[Directions]
Write out the records in full and without alteration, setting aside their pictures.

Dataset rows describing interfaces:
§
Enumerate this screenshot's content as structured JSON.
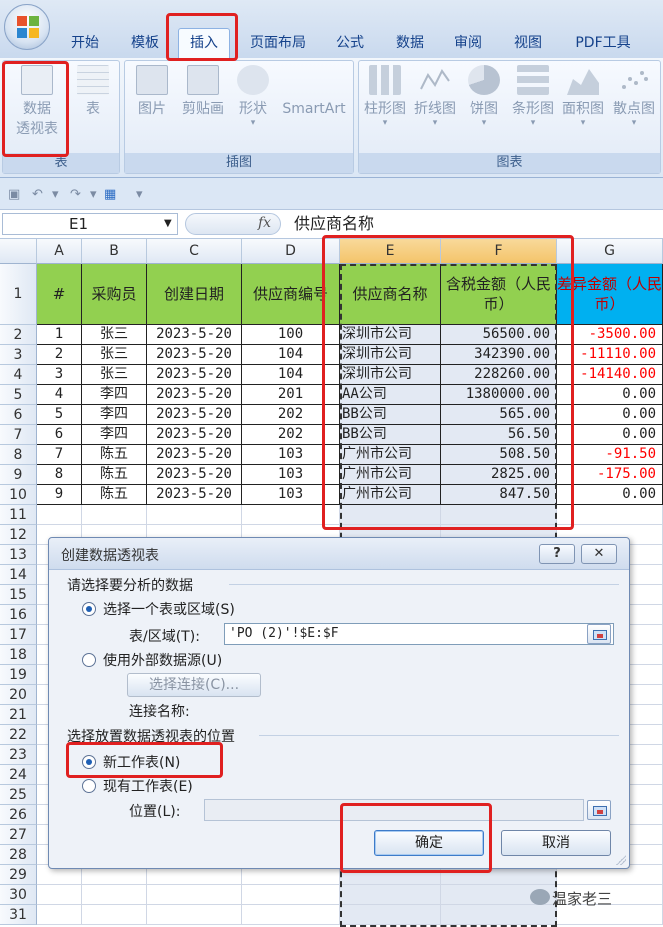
{
  "ribbon": {
    "tabs": [
      "开始",
      "模板",
      "插入",
      "页面布局",
      "公式",
      "数据",
      "审阅",
      "视图",
      "PDF工具"
    ],
    "active_tab": "插入",
    "groups": {
      "table": {
        "label": "表",
        "buttons": [
          {
            "line1": "数据",
            "line2": "透视表"
          },
          {
            "line1": "表",
            "line2": ""
          }
        ]
      },
      "illustrations": {
        "label": "插图",
        "buttons": [
          "图片",
          "剪贴画",
          "形状",
          "SmartArt"
        ]
      },
      "charts": {
        "label": "图表",
        "buttons": [
          "柱形图",
          "折线图",
          "饼图",
          "条形图",
          "面积图",
          "散点图"
        ]
      }
    }
  },
  "formula_bar": {
    "name_box": "E1",
    "fx": "fx",
    "content": "供应商名称"
  },
  "sheet": {
    "columns": [
      "A",
      "B",
      "C",
      "D",
      "E",
      "F",
      "G"
    ],
    "rows": [
      "1",
      "2",
      "3",
      "4",
      "5",
      "6",
      "7",
      "8",
      "9",
      "10",
      "11",
      "12",
      "13",
      "14",
      "15",
      "16",
      "17",
      "18",
      "19",
      "20",
      "21",
      "22",
      "23",
      "24",
      "25",
      "26",
      "27",
      "28",
      "29",
      "30",
      "31"
    ],
    "headers": [
      "#",
      "采购员",
      "创建日期",
      "供应商编号",
      "供应商名称",
      "含税金额（人民币）",
      "差异金额（人民币）"
    ],
    "data": [
      [
        "1",
        "张三",
        "2023-5-20",
        "100",
        "深圳市公司",
        "56500.00",
        "-3500.00"
      ],
      [
        "2",
        "张三",
        "2023-5-20",
        "104",
        "深圳市公司",
        "342390.00",
        "-11110.00"
      ],
      [
        "3",
        "张三",
        "2023-5-20",
        "104",
        "深圳市公司",
        "228260.00",
        "-14140.00"
      ],
      [
        "4",
        "李四",
        "2023-5-20",
        "201",
        "AA公司",
        "1380000.00",
        "0.00"
      ],
      [
        "5",
        "李四",
        "2023-5-20",
        "202",
        "BB公司",
        "565.00",
        "0.00"
      ],
      [
        "6",
        "李四",
        "2023-5-20",
        "202",
        "BB公司",
        "56.50",
        "0.00"
      ],
      [
        "7",
        "陈五",
        "2023-5-20",
        "103",
        "广州市公司",
        "508.50",
        "-91.50"
      ],
      [
        "8",
        "陈五",
        "2023-5-20",
        "103",
        "广州市公司",
        "2825.00",
        "-175.00"
      ],
      [
        "9",
        "陈五",
        "2023-5-20",
        "103",
        "广州市公司",
        "847.50",
        "0.00"
      ]
    ]
  },
  "dialog": {
    "title": "创建数据透视表",
    "help": "?",
    "close": "✕",
    "section1": "请选择要分析的数据",
    "opt_table": "选择一个表或区域(S)",
    "range_label": "表/区域(T):",
    "range_value": "'PO (2)'!$E:$F",
    "opt_external": "使用外部数据源(U)",
    "choose_conn": "选择连接(C)...",
    "conn_name": "连接名称:",
    "section2": "选择放置数据透视表的位置",
    "opt_new": "新工作表(N)",
    "opt_existing": "现有工作表(E)",
    "location_label": "位置(L):",
    "ok": "确定",
    "cancel": "取消"
  },
  "watermark": "温家老三",
  "colors": {
    "header_green": "#92d050",
    "header_blue": "#00b0f0",
    "annotation_red": "#e02020",
    "negative": "#ff0000"
  }
}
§
[Task answer]
Enumerate this screenshot's content as structured JSON.
{
  "ribbon": {
    "tabs": [
      "开始",
      "模板",
      "插入",
      "页面布局",
      "公式",
      "数据",
      "审阅",
      "视图",
      "PDF工具"
    ],
    "active_tab": "插入",
    "groups": {
      "table": {
        "label": "表",
        "buttons": [
          {
            "line1": "数据",
            "line2": "透视表"
          },
          {
            "line1": "表",
            "line2": ""
          }
        ]
      },
      "illustrations": {
        "label": "插图",
        "buttons": [
          "图片",
          "剪贴画",
          "形状",
          "SmartArt"
        ]
      },
      "charts": {
        "label": "图表",
        "buttons": [
          "柱形图",
          "折线图",
          "饼图",
          "条形图",
          "面积图",
          "散点图"
        ]
      }
    }
  },
  "formula_bar": {
    "name_box": "E1",
    "fx": "fx",
    "content": "供应商名称"
  },
  "sheet": {
    "columns": [
      "A",
      "B",
      "C",
      "D",
      "E",
      "F",
      "G"
    ],
    "rows": [
      "1",
      "2",
      "3",
      "4",
      "5",
      "6",
      "7",
      "8",
      "9",
      "10",
      "11",
      "12",
      "13",
      "14",
      "15",
      "16",
      "17",
      "18",
      "19",
      "20",
      "21",
      "22",
      "23",
      "24",
      "25",
      "26",
      "27",
      "28",
      "29",
      "30",
      "31"
    ],
    "headers": [
      "#",
      "采购员",
      "创建日期",
      "供应商编号",
      "供应商名称",
      "含税金额（人民币）",
      "差异金额（人民币）"
    ],
    "data": [
      [
        "1",
        "张三",
        "2023-5-20",
        "100",
        "深圳市公司",
        "56500.00",
        "-3500.00"
      ],
      [
        "2",
        "张三",
        "2023-5-20",
        "104",
        "深圳市公司",
        "342390.00",
        "-11110.00"
      ],
      [
        "3",
        "张三",
        "2023-5-20",
        "104",
        "深圳市公司",
        "228260.00",
        "-14140.00"
      ],
      [
        "4",
        "李四",
        "2023-5-20",
        "201",
        "AA公司",
        "1380000.00",
        "0.00"
      ],
      [
        "5",
        "李四",
        "2023-5-20",
        "202",
        "BB公司",
        "565.00",
        "0.00"
      ],
      [
        "6",
        "李四",
        "2023-5-20",
        "202",
        "BB公司",
        "56.50",
        "0.00"
      ],
      [
        "7",
        "陈五",
        "2023-5-20",
        "103",
        "广州市公司",
        "508.50",
        "-91.50"
      ],
      [
        "8",
        "陈五",
        "2023-5-20",
        "103",
        "广州市公司",
        "2825.00",
        "-175.00"
      ],
      [
        "9",
        "陈五",
        "2023-5-20",
        "103",
        "广州市公司",
        "847.50",
        "0.00"
      ]
    ]
  },
  "dialog": {
    "title": "创建数据透视表",
    "help": "?",
    "close": "✕",
    "section1": "请选择要分析的数据",
    "opt_table": "选择一个表或区域(S)",
    "range_label": "表/区域(T):",
    "range_value": "'PO (2)'!$E:$F",
    "opt_external": "使用外部数据源(U)",
    "choose_conn": "选择连接(C)...",
    "conn_name": "连接名称:",
    "section2": "选择放置数据透视表的位置",
    "opt_new": "新工作表(N)",
    "opt_existing": "现有工作表(E)",
    "location_label": "位置(L):",
    "ok": "确定",
    "cancel": "取消"
  },
  "watermark": "温家老三",
  "colors": {
    "header_green": "#92d050",
    "header_blue": "#00b0f0",
    "annotation_red": "#e02020",
    "negative": "#ff0000"
  }
}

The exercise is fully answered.